Based on Jane Austen:
The Twitter feed “Fake Library Stats” recently tweeted “After complaining the pituitary glands of 63% of librarians secrete a hormone that is necessary to keep them alive.” Sure, there’s a stereotype that we librarians like to complain but we can also be overwhelmingly positive when it comes to resources we offer. And I’m about to be super positive about the fact that I just read a library book and did not enjoy it at all.
The Library’s Graphic Novel Book Club just finished reading and discussing Yuichi Yokoyama’s Garden. In Garden, a large group of people with strange masks and costumes on explore a strange garden and describe what they see in terse sentences.

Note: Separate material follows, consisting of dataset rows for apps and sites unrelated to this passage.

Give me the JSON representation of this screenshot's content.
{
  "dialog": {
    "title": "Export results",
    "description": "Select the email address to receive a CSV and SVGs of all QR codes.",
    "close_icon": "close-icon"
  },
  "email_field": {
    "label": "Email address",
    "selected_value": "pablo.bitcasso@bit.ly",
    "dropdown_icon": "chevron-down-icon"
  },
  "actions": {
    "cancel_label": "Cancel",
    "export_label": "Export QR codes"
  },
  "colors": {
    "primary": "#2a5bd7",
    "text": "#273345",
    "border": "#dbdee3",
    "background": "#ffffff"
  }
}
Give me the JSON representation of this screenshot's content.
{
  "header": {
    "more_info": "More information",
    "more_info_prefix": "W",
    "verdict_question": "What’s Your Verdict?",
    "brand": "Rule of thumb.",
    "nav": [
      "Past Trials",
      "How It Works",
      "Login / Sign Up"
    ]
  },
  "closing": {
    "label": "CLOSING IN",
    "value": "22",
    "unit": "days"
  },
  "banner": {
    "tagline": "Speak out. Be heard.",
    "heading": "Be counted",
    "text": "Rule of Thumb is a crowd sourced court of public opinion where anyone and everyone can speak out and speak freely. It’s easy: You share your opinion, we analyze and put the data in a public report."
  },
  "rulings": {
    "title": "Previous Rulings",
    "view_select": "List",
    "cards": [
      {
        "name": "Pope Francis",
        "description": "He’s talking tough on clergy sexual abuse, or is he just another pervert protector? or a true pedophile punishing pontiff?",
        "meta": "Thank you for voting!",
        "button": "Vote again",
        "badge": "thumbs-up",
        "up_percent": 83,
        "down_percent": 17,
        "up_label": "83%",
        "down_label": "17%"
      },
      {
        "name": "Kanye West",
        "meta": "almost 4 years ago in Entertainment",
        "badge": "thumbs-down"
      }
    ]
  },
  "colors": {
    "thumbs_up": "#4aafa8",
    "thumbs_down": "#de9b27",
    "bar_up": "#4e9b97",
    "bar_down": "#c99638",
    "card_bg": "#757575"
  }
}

That goes on for 300 pages in which none of the characters are developed and nothing really happens in a conventional plot kind of way. As a result, I was feeling nervous before the meeting. I couldn’t think of a single productive thing to say about it. Worse, I was reminded of a frustrating, non-library book club meeting I’d attended to discuss Haruki Murakami’s Kafka on the Shore in which most participants could only comment on the weirdness of the novel. Was that going to be me?! After finishing the reading all I could think was, “Huh. Well. I just don’t . . . What?! I don’t get it. It’s weird.” Neither articulate nor a good way to start a conversation. I felt like I was missing something. But this is one of the best things to happen to a book club because it this case everyone felt the same way and was more than willing to talk about how much they disliked the reading experience and why. It turns out this makes for a much more fruitful conversations than when everyone unanimously enjoys a book. In those cases all you can do is say, “yeah, it was good. I liked the art and the characters and the story. Yup.”
I’m willing to consider the possibility that I really just didn’t get it. So give it a try for yourself and see! Maybe ask some friends to read it too. It might result in a heated debate if one of you loves it. Or, you might just have a pleasant time complaining about how annoying it was. Either way is pretty fun.
Side note: Graphic Novel Book Club is free and open to the public. We meet on the third Wednesday of every month at Jo's Coffee Downtown and you can find our reading list on the Events page of the Library's website.
The 2010 novel Anthill is a fictional account of an Alabama backwoods boy who grows up to be a Harvard lawyer fighting to save the woodlands of his childhood, the West Nokobee Tract at the edge of William Ziebach National Forest. It is a privately owned tract of longleaf pine savanna. It becomes his secret place and he bicycles into it every chance he gets to escape his parent's troubled marriage. The woodlands and the national forest are fictional but the ecology is not. Longleaf pine forests are the most diverse ecosystem in North America, with 500 species per square kilometer. In the novel, the eminent Harvard biologist E.O. Wilson tells a southern coming-of-age story while persuading Americans, and especially Southerners, to protect our vanishing natural environment and wildlife.
E.O Wilson also wrote the forward to Longleaf, Far as the Eye Can See: A New Vision of North America's Richest Forest which offers 11 essays on these forests, including numerous photographs that cultivate appreciation for the beauty of the tree itself; of the unique species it supports; and of the breathtaking landscape it creates.
Longleaf pine savanna is one of the only ecosystems that is both forest and meadow. The book reveals this dynamic system in panoramic images of golden light filtering through trees and illuminating long grasses beneath. And there's no shortage of close-ups. Longleaf was once so common that it was hardly remarked upon, and ecologists are only now beginning to understand the forest that once covered 90 million acres of North America and now covers only 3 million acres, some of it in Texas. The final sections of the book detail potential restoration solutions for the longleaf that remains. Longleaf is not a story of loss, but one of deep reverence for the grandeur and mystery of these regions.
Using your Austin Public Library card you can read both books together.